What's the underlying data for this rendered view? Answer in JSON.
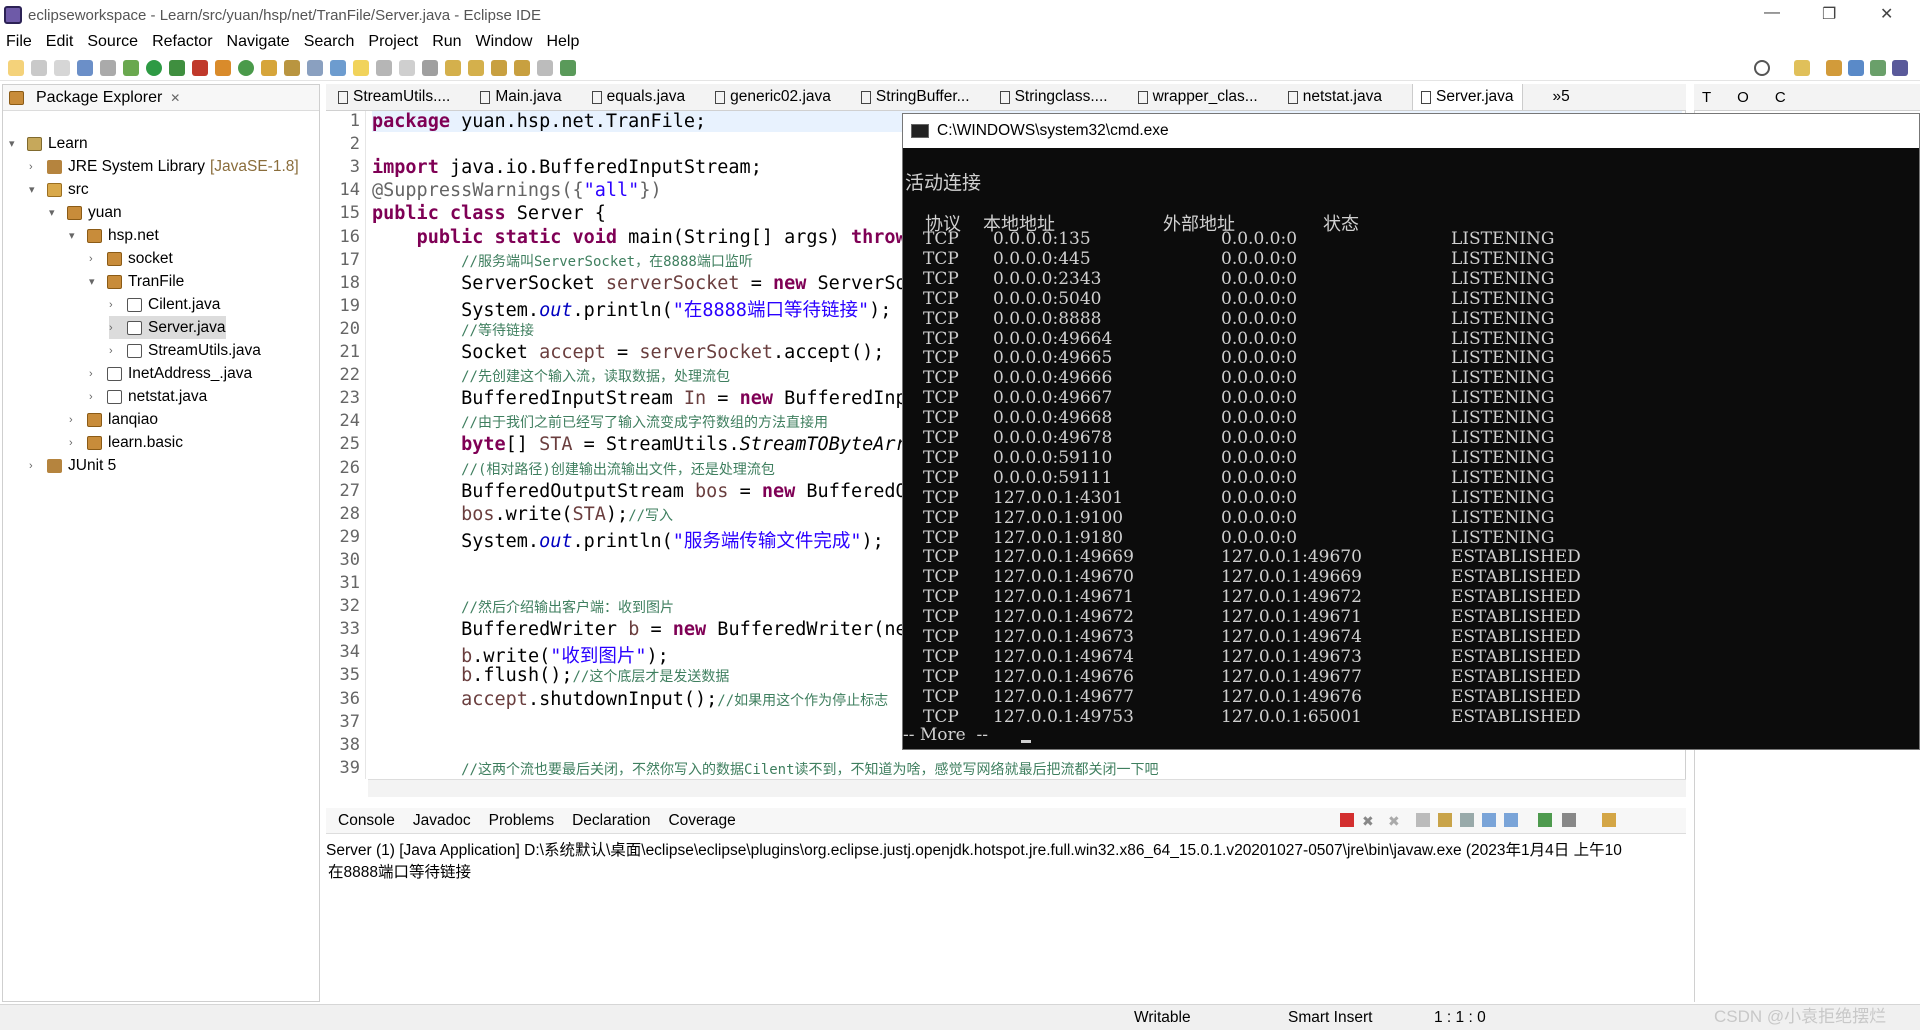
{
  "window": {
    "title": "eclipseworkspace - Learn/src/yuan/hsp/net/TranFile/Server.java - Eclipse IDE"
  },
  "menu": [
    "File",
    "Edit",
    "Source",
    "Refactor",
    "Navigate",
    "Search",
    "Project",
    "Run",
    "Window",
    "Help"
  ],
  "package_explorer": {
    "title": "Package Explorer",
    "tree": [
      {
        "label": "Learn",
        "icon": "project-icon",
        "twisty": "▾"
      },
      {
        "label": "JRE System Library",
        "extra": "[JavaSE-1.8]",
        "icon": "library-icon",
        "twisty": "›"
      },
      {
        "label": "src",
        "icon": "source-folder-icon",
        "twisty": "▾"
      },
      {
        "label": "yuan",
        "icon": "package-icon",
        "twisty": "▾"
      },
      {
        "label": "hsp.net",
        "icon": "package-icon",
        "twisty": "▾"
      },
      {
        "label": "socket",
        "icon": "package-icon",
        "twisty": "›"
      },
      {
        "label": "TranFile",
        "icon": "package-icon",
        "twisty": "▾"
      },
      {
        "label": "Cilent.java",
        "icon": "java-file-icon",
        "twisty": "›"
      },
      {
        "label": "Server.java",
        "icon": "java-file-icon",
        "twisty": "›"
      },
      {
        "label": "StreamUtils.java",
        "icon": "java-file-icon",
        "twisty": "›"
      },
      {
        "label": "InetAddress_.java",
        "icon": "java-file-icon",
        "twisty": "›"
      },
      {
        "label": "netstat.java",
        "icon": "java-file-icon",
        "twisty": "›"
      },
      {
        "label": "lanqiao",
        "icon": "package-icon",
        "twisty": "›"
      },
      {
        "label": "learn.basic",
        "icon": "package-icon",
        "twisty": "›"
      },
      {
        "label": "JUnit 5",
        "icon": "library-icon",
        "twisty": "›"
      }
    ]
  },
  "editor_tabs": [
    "StreamUtils....",
    "Main.java",
    "equals.java",
    "generic02.java",
    "StringBuffer...",
    "Stringclass....",
    "wrapper_clas...",
    "netstat.java",
    "Server.java"
  ],
  "editor_overflow": "»5",
  "code": {
    "line_numbers": [
      "1",
      "2",
      "3",
      "14",
      "15",
      "16",
      "17",
      "18",
      "19",
      "20",
      "21",
      "22",
      "23",
      "24",
      "25",
      "26",
      "27",
      "28",
      "29",
      "30",
      "31",
      "32",
      "33",
      "34",
      "35",
      "36",
      "37",
      "38",
      "39"
    ],
    "l1_kw": "package",
    "l1_rest": " yuan.hsp.net.TranFile;",
    "l3_kw": "import",
    "l3_rest": " java.io.BufferedInputStream;",
    "l14_ann": "@SuppressWarnings({",
    "l14_str": "\"all\"",
    "l14_end": "})",
    "l15_kw": "public class",
    "l15_rest": " Server {",
    "l16_kw": "public static void",
    "l16_rest": " main(String[] args) ",
    "l16_kw2": "throw",
    "l17_cmt": "//服务端叫ServerSocket，在8888端口监听",
    "l18_a": "ServerSocket ",
    "l18_var": "serverSocket",
    "l18_b": " = ",
    "l18_kw": "new",
    "l18_c": " ServerSo",
    "l19_a": "System.",
    "l19_fld": "out",
    "l19_b": ".println(",
    "l19_str": "\"在8888端口等待链接\"",
    "l19_c": ");",
    "l20_cmt": "//等待链接",
    "l21_a": "Socket ",
    "l21_var": "accept",
    "l21_b": " = ",
    "l21_var2": "serverSocket",
    "l21_c": ".accept();",
    "l22_cmt": "//先创建这个输入流，读取数据，处理流包",
    "l23_a": "BufferedInputStream ",
    "l23_var": "In",
    "l23_b": " = ",
    "l23_kw": "new",
    "l23_c": " BufferedInp",
    "l24_cmt": "//由于我们之前已经写了输入流变成字符数组的方法直接用",
    "l25_kw": "byte",
    "l25_a": "[] ",
    "l25_var": "STA",
    "l25_b": " = StreamUtils.",
    "l25_it": "StreamTOByteArr",
    "l26_cmt": "//(相对路径)创建输出流输出文件，还是处理流包",
    "l27_a": "BufferedOutputStream ",
    "l27_var": "bos",
    "l27_b": " = ",
    "l27_kw": "new",
    "l27_c": " BufferedO",
    "l28_var": "bos",
    "l28_a": ".write(",
    "l28_var2": "STA",
    "l28_b": ");",
    "l28_cmt": "//写入",
    "l29_a": "System.",
    "l29_fld": "out",
    "l29_b": ".println(",
    "l29_str": "\"服务端传输文件完成\"",
    "l29_c": ");",
    "l32_cmt": "//然后介绍输出客户端：收到图片",
    "l33_a": "BufferedWriter ",
    "l33_var": "b",
    "l33_b": " = ",
    "l33_kw": "new",
    "l33_c": " BufferedWriter(ne",
    "l34_var": "b",
    "l34_a": ".write(",
    "l34_str": "\"收到图片\"",
    "l34_b": ");",
    "l35_var": "b",
    "l35_a": ".flush();",
    "l35_cmt": "//这个底层才是发送数据",
    "l36_var": "accept",
    "l36_a": ".shutdownInput();",
    "l36_cmt": "//如果用这个作为停止标志",
    "l39_cmt": "//这两个流也要最后关闭，不然你写入的数据Cilent读不到，不知道为啥，感觉写网络就最后把流都关闭一下吧"
  },
  "cmd": {
    "title": "C:\\WINDOWS\\system32\\cmd.exe",
    "heading": "活动连接",
    "headers": {
      "proto": "协议",
      "local": "本地地址",
      "foreign": "外部地址",
      "state": "状态"
    },
    "rows": [
      [
        "TCP",
        "0.0.0.0:135",
        "0.0.0.0:0",
        "LISTENING"
      ],
      [
        "TCP",
        "0.0.0.0:445",
        "0.0.0.0:0",
        "LISTENING"
      ],
      [
        "TCP",
        "0.0.0.0:2343",
        "0.0.0.0:0",
        "LISTENING"
      ],
      [
        "TCP",
        "0.0.0.0:5040",
        "0.0.0.0:0",
        "LISTENING"
      ],
      [
        "TCP",
        "0.0.0.0:8888",
        "0.0.0.0:0",
        "LISTENING"
      ],
      [
        "TCP",
        "0.0.0.0:49664",
        "0.0.0.0:0",
        "LISTENING"
      ],
      [
        "TCP",
        "0.0.0.0:49665",
        "0.0.0.0:0",
        "LISTENING"
      ],
      [
        "TCP",
        "0.0.0.0:49666",
        "0.0.0.0:0",
        "LISTENING"
      ],
      [
        "TCP",
        "0.0.0.0:49667",
        "0.0.0.0:0",
        "LISTENING"
      ],
      [
        "TCP",
        "0.0.0.0:49668",
        "0.0.0.0:0",
        "LISTENING"
      ],
      [
        "TCP",
        "0.0.0.0:49678",
        "0.0.0.0:0",
        "LISTENING"
      ],
      [
        "TCP",
        "0.0.0.0:59110",
        "0.0.0.0:0",
        "LISTENING"
      ],
      [
        "TCP",
        "0.0.0.0:59111",
        "0.0.0.0:0",
        "LISTENING"
      ],
      [
        "TCP",
        "127.0.0.1:4301",
        "0.0.0.0:0",
        "LISTENING"
      ],
      [
        "TCP",
        "127.0.0.1:9100",
        "0.0.0.0:0",
        "LISTENING"
      ],
      [
        "TCP",
        "127.0.0.1:9180",
        "0.0.0.0:0",
        "LISTENING"
      ],
      [
        "TCP",
        "127.0.0.1:49669",
        "127.0.0.1:49670",
        "ESTABLISHED"
      ],
      [
        "TCP",
        "127.0.0.1:49670",
        "127.0.0.1:49669",
        "ESTABLISHED"
      ],
      [
        "TCP",
        "127.0.0.1:49671",
        "127.0.0.1:49672",
        "ESTABLISHED"
      ],
      [
        "TCP",
        "127.0.0.1:49672",
        "127.0.0.1:49671",
        "ESTABLISHED"
      ],
      [
        "TCP",
        "127.0.0.1:49673",
        "127.0.0.1:49674",
        "ESTABLISHED"
      ],
      [
        "TCP",
        "127.0.0.1:49674",
        "127.0.0.1:49673",
        "ESTABLISHED"
      ],
      [
        "TCP",
        "127.0.0.1:49676",
        "127.0.0.1:49677",
        "ESTABLISHED"
      ],
      [
        "TCP",
        "127.0.0.1:49677",
        "127.0.0.1:49676",
        "ESTABLISHED"
      ],
      [
        "TCP",
        "127.0.0.1:49753",
        "127.0.0.1:65001",
        "ESTABLISHED"
      ]
    ],
    "more": "-- More  --"
  },
  "outline": {
    "tab1": "T",
    "tab2": "O",
    "tab3": "C"
  },
  "console": {
    "tabs": [
      "Console",
      "Javadoc",
      "Problems",
      "Declaration",
      "Coverage"
    ],
    "launch": "Server (1) [Java Application] D:\\系统默认\\桌面\\eclipse\\eclipse\\plugins\\org.eclipse.justj.openjdk.hotspot.jre.full.win32.x86_64_15.0.1.v20201027-0507\\jre\\bin\\javaw.exe  (2023年1月4日 上午10",
    "output": "在8888端口等待链接"
  },
  "status": {
    "writable": "Writable",
    "insert": "Smart Insert",
    "position": "1 : 1 : 0"
  },
  "watermark": "CSDN @小袁拒绝摆烂"
}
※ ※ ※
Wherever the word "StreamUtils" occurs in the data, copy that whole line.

- [Solution to this exercise]
        "label": "StreamUtils.java",
    "StreamUtils....",
    "l25_b": " = StreamUtils.",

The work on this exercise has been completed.